> [Task directions]: In the records below, the line with "Give me the" and every line after it must be written out exactly; no pictures belong in the result.

Web page and app entries

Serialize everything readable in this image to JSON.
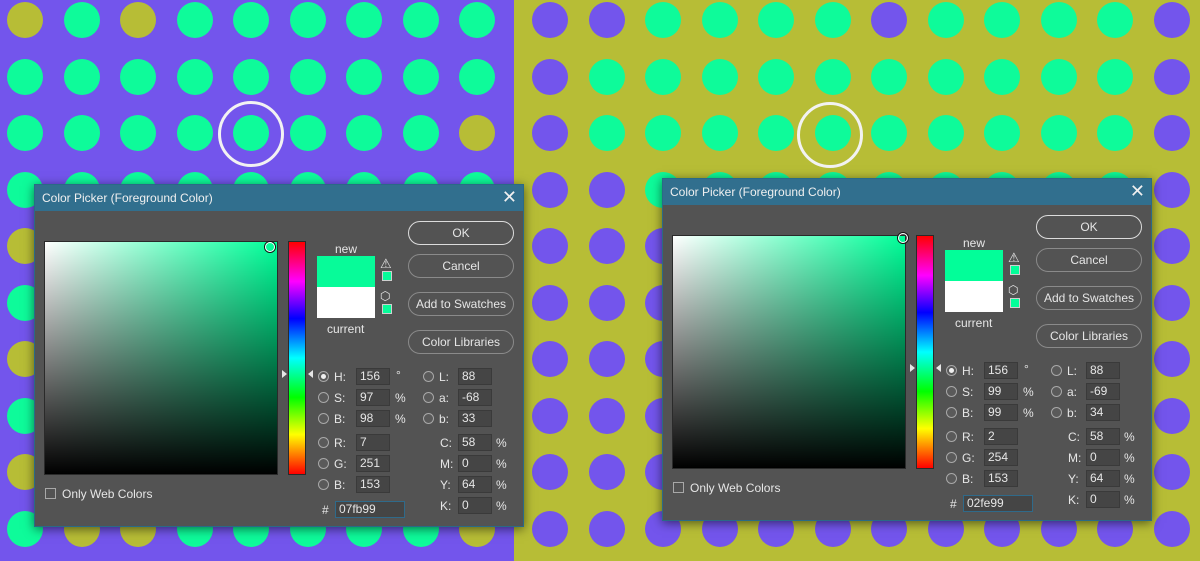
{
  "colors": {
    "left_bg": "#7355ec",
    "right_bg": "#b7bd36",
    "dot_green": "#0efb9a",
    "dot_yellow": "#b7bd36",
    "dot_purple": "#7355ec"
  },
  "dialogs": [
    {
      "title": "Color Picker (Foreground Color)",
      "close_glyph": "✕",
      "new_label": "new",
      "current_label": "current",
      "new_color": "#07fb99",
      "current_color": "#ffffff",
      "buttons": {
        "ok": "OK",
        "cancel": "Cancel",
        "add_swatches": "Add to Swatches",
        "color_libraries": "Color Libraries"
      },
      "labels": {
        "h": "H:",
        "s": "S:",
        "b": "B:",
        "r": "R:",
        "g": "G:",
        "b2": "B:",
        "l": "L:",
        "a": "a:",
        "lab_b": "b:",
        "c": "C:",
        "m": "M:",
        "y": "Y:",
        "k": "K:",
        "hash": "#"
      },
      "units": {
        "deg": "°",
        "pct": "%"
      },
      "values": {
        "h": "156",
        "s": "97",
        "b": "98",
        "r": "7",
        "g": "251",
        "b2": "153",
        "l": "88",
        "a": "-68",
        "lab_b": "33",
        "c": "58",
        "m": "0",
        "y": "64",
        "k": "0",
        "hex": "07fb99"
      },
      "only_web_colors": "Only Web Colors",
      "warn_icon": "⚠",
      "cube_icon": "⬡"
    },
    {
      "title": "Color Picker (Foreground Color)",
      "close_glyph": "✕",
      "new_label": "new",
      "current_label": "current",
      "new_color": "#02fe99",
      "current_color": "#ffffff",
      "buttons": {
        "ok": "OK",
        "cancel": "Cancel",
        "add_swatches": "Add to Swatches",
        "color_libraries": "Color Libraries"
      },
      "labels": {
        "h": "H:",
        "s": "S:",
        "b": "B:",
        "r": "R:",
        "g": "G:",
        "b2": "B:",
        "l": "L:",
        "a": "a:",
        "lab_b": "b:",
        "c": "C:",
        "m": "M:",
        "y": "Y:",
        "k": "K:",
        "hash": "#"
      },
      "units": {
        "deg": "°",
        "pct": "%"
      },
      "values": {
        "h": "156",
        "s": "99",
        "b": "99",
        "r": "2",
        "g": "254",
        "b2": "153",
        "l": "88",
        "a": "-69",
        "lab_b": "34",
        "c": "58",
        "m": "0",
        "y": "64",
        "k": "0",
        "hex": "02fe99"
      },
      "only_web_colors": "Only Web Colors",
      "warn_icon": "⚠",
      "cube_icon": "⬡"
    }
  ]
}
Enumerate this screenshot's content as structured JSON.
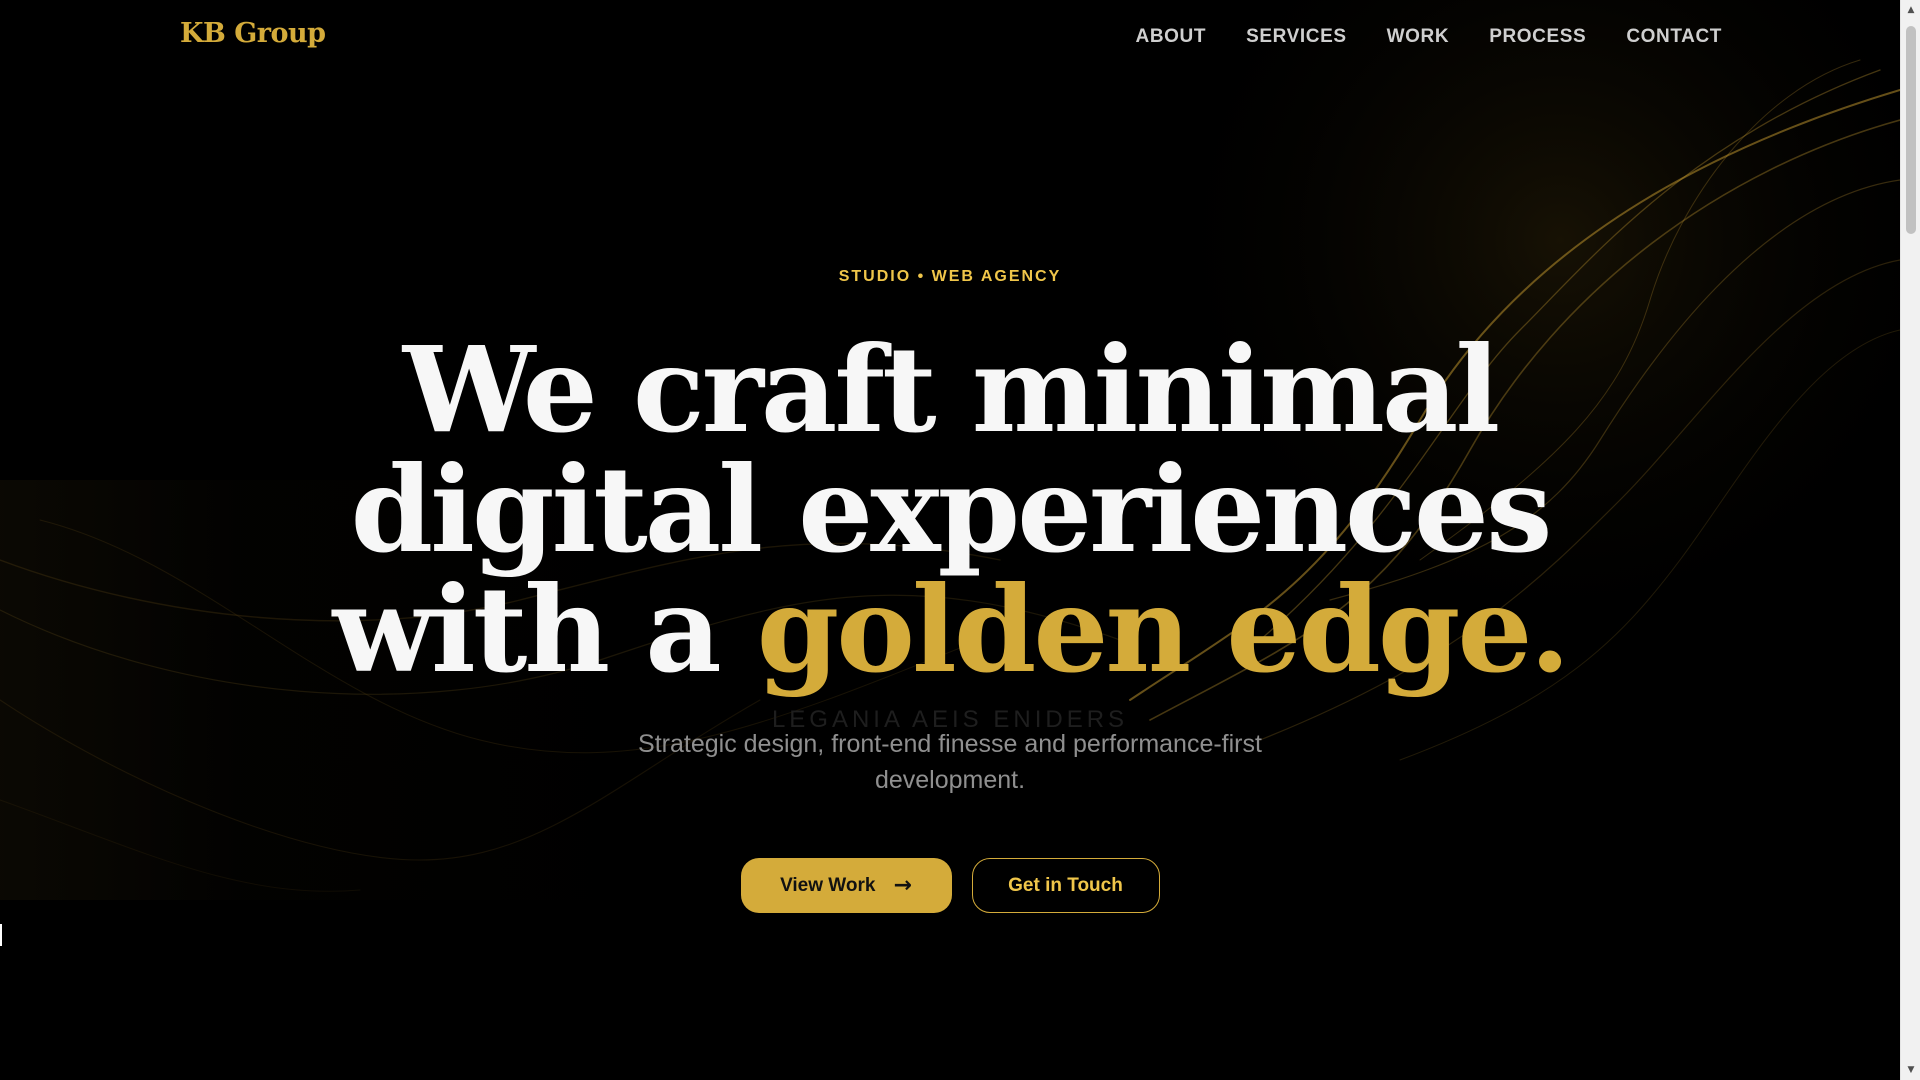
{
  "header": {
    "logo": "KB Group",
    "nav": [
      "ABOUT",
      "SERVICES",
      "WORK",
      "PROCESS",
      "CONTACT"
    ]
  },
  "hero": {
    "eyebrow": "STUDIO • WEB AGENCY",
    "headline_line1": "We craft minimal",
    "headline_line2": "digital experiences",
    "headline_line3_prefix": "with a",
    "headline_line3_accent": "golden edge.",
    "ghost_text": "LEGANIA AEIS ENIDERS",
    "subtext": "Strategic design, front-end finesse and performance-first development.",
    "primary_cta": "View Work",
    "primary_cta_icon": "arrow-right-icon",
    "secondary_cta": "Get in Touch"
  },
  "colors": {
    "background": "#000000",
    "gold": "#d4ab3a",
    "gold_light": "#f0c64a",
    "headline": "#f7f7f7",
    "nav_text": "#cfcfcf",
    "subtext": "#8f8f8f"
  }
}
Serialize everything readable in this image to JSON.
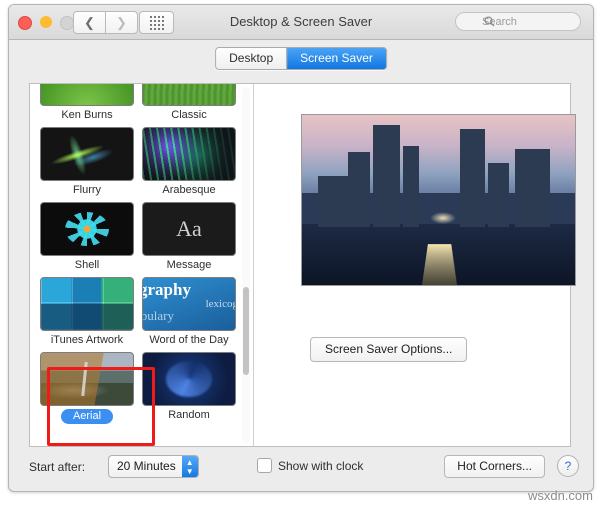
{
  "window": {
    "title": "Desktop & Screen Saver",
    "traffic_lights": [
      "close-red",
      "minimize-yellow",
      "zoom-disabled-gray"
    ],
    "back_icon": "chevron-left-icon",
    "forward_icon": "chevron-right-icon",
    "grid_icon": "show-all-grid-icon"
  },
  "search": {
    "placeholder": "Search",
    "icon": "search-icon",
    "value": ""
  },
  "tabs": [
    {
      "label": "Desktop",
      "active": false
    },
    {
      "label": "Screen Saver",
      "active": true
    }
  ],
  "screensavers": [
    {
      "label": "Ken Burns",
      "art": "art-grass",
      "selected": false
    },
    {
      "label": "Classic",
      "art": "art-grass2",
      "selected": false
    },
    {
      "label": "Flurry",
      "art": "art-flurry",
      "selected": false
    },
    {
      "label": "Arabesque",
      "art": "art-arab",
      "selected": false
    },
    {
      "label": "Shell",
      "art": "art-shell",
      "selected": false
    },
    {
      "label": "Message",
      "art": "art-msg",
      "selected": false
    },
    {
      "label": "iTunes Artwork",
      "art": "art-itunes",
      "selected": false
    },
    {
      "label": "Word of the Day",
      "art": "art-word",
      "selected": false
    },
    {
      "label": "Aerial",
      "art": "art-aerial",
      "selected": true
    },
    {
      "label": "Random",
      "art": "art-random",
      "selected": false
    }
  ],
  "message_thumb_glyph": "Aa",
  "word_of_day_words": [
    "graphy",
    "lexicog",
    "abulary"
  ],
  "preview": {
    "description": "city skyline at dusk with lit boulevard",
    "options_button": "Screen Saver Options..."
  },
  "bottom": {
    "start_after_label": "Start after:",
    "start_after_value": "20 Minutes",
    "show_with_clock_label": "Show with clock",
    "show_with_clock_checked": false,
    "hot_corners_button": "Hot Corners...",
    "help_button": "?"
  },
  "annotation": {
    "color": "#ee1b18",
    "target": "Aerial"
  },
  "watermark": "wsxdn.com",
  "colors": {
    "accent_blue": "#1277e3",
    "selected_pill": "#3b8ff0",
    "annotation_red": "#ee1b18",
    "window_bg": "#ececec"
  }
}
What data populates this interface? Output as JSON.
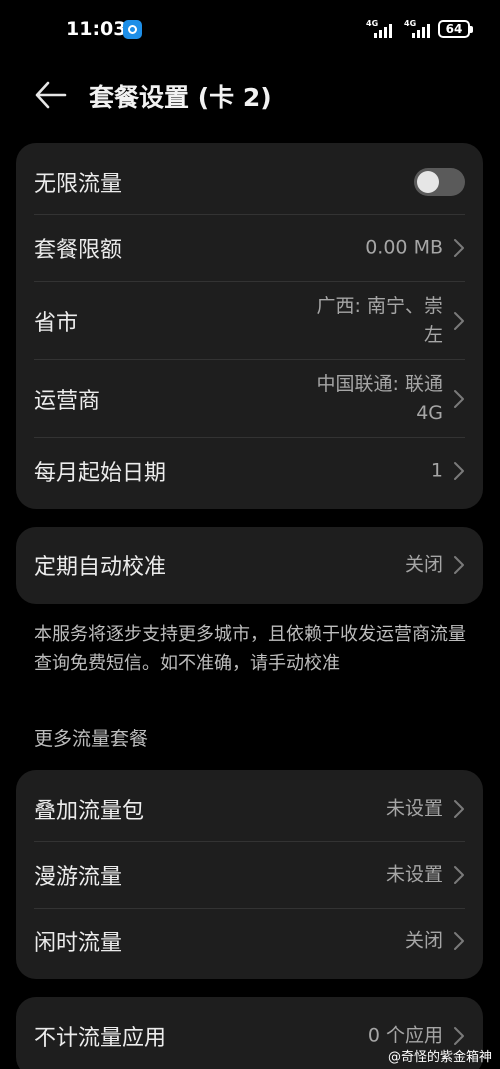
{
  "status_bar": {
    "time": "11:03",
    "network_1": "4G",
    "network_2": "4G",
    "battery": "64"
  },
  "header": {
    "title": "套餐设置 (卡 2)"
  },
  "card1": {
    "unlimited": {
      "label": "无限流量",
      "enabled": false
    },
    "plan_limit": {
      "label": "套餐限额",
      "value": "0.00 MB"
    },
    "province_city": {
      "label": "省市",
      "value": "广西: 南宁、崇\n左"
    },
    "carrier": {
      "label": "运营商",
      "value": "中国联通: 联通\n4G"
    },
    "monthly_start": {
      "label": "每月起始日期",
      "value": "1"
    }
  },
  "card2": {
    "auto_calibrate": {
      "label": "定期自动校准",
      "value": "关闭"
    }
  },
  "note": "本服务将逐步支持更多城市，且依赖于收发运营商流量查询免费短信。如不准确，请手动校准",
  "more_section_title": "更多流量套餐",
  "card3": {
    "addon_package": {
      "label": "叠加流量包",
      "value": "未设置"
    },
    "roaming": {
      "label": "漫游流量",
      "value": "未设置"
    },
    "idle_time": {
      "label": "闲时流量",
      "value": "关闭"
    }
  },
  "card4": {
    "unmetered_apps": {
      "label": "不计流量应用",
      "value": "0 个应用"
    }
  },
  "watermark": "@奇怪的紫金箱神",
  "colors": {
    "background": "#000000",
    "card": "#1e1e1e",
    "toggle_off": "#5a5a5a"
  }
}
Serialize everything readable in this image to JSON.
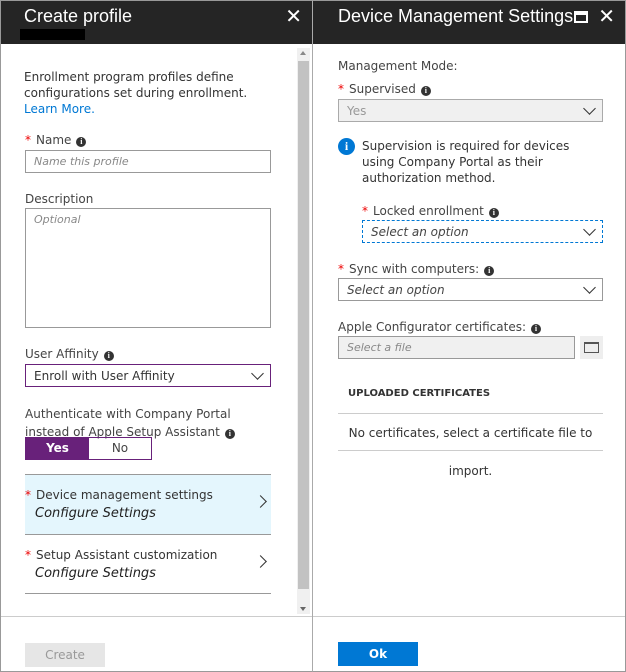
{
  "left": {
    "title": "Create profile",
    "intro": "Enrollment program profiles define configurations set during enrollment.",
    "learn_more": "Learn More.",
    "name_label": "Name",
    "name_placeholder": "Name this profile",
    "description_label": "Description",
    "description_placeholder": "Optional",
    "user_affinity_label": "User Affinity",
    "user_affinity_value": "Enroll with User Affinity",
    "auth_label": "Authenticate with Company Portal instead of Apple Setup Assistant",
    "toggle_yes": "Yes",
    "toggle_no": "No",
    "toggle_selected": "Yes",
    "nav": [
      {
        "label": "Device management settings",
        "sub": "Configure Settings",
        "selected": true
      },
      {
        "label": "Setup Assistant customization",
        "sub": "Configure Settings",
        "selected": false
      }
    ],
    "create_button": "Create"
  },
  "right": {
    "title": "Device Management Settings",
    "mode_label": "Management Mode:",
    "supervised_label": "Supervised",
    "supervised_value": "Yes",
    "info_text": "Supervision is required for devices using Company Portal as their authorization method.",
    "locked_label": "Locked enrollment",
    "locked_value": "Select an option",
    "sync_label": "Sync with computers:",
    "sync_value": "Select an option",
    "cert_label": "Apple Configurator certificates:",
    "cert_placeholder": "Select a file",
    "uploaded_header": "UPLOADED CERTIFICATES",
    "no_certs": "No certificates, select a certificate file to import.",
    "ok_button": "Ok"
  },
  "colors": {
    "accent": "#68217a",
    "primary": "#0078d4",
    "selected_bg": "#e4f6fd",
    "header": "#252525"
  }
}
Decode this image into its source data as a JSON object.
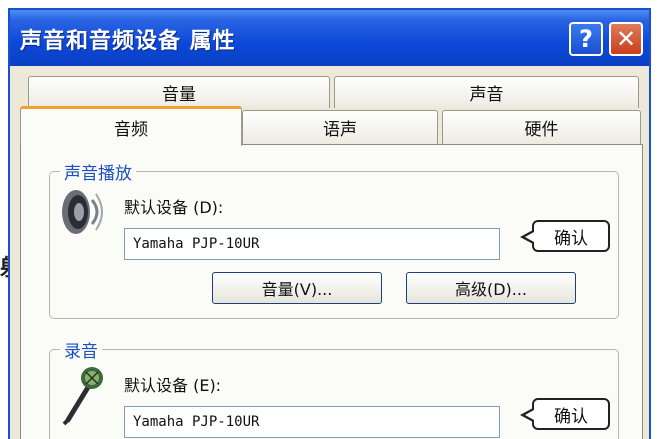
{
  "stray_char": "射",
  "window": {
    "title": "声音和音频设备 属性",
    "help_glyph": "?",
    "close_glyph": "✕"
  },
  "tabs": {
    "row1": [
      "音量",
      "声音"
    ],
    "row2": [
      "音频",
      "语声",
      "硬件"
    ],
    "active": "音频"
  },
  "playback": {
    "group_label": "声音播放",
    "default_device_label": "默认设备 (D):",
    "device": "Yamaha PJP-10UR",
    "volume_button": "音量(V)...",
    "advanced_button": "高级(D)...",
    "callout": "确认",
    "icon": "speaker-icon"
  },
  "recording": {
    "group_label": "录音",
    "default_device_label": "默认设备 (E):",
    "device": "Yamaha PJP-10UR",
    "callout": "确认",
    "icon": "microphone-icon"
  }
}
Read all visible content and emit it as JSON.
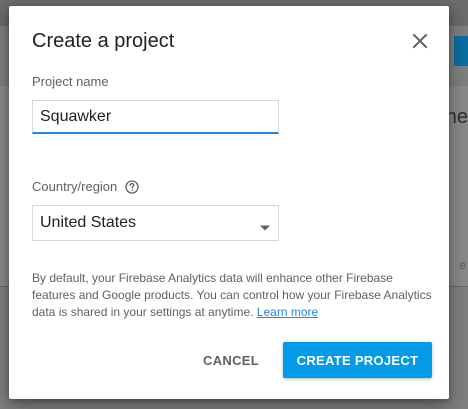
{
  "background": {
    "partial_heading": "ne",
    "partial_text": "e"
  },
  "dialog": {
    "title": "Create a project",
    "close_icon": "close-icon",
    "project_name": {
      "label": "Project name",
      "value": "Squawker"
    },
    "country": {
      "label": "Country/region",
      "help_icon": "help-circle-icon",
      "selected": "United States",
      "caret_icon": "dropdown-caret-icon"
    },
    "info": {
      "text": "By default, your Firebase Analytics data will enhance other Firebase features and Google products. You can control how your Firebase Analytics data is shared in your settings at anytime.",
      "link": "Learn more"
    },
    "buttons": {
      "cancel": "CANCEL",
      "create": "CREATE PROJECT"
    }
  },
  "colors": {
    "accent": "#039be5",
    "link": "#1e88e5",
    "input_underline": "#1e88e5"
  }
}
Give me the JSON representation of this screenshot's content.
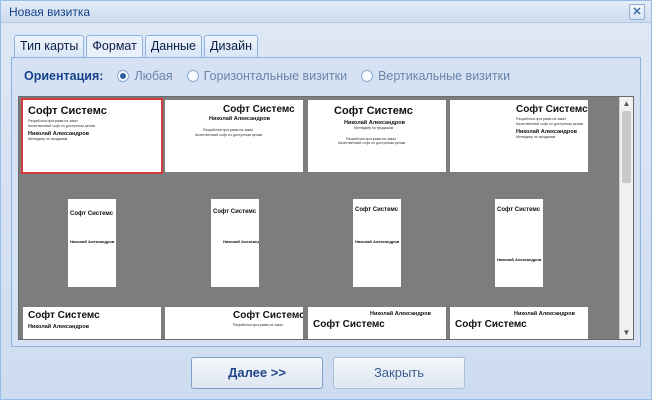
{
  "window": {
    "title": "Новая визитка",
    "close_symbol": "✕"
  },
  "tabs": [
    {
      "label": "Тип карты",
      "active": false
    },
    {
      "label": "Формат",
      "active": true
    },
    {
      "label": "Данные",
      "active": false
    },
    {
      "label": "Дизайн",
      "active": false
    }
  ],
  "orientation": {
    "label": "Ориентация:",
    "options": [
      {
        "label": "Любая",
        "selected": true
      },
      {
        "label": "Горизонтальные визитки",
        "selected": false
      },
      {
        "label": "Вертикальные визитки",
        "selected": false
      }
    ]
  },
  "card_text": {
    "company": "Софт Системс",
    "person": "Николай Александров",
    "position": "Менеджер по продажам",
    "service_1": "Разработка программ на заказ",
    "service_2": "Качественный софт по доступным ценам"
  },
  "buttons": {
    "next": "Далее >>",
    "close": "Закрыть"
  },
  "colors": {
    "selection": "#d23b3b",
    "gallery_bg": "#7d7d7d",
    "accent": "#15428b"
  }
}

> [Completed exercise]:
Give me the JSON representation of this screenshot's content.
{
  "window": {
    "title": "Новая визитка",
    "close_symbol": "✕"
  },
  "tabs": [
    {
      "label": "Тип карты",
      "active": false
    },
    {
      "label": "Формат",
      "active": true
    },
    {
      "label": "Данные",
      "active": false
    },
    {
      "label": "Дизайн",
      "active": false
    }
  ],
  "orientation": {
    "label": "Ориентация:",
    "options": [
      {
        "label": "Любая",
        "selected": true
      },
      {
        "label": "Горизонтальные визитки",
        "selected": false
      },
      {
        "label": "Вертикальные визитки",
        "selected": false
      }
    ]
  },
  "card_text": {
    "company": "Софт Системс",
    "person": "Николай Александров",
    "position": "Менеджер по продажам",
    "service_1": "Разработка программ на заказ",
    "service_2": "Качественный софт по доступным ценам"
  },
  "buttons": {
    "next": "Далее >>",
    "close": "Закрыть"
  },
  "colors": {
    "selection": "#d23b3b",
    "gallery_bg": "#7d7d7d",
    "accent": "#15428b"
  }
}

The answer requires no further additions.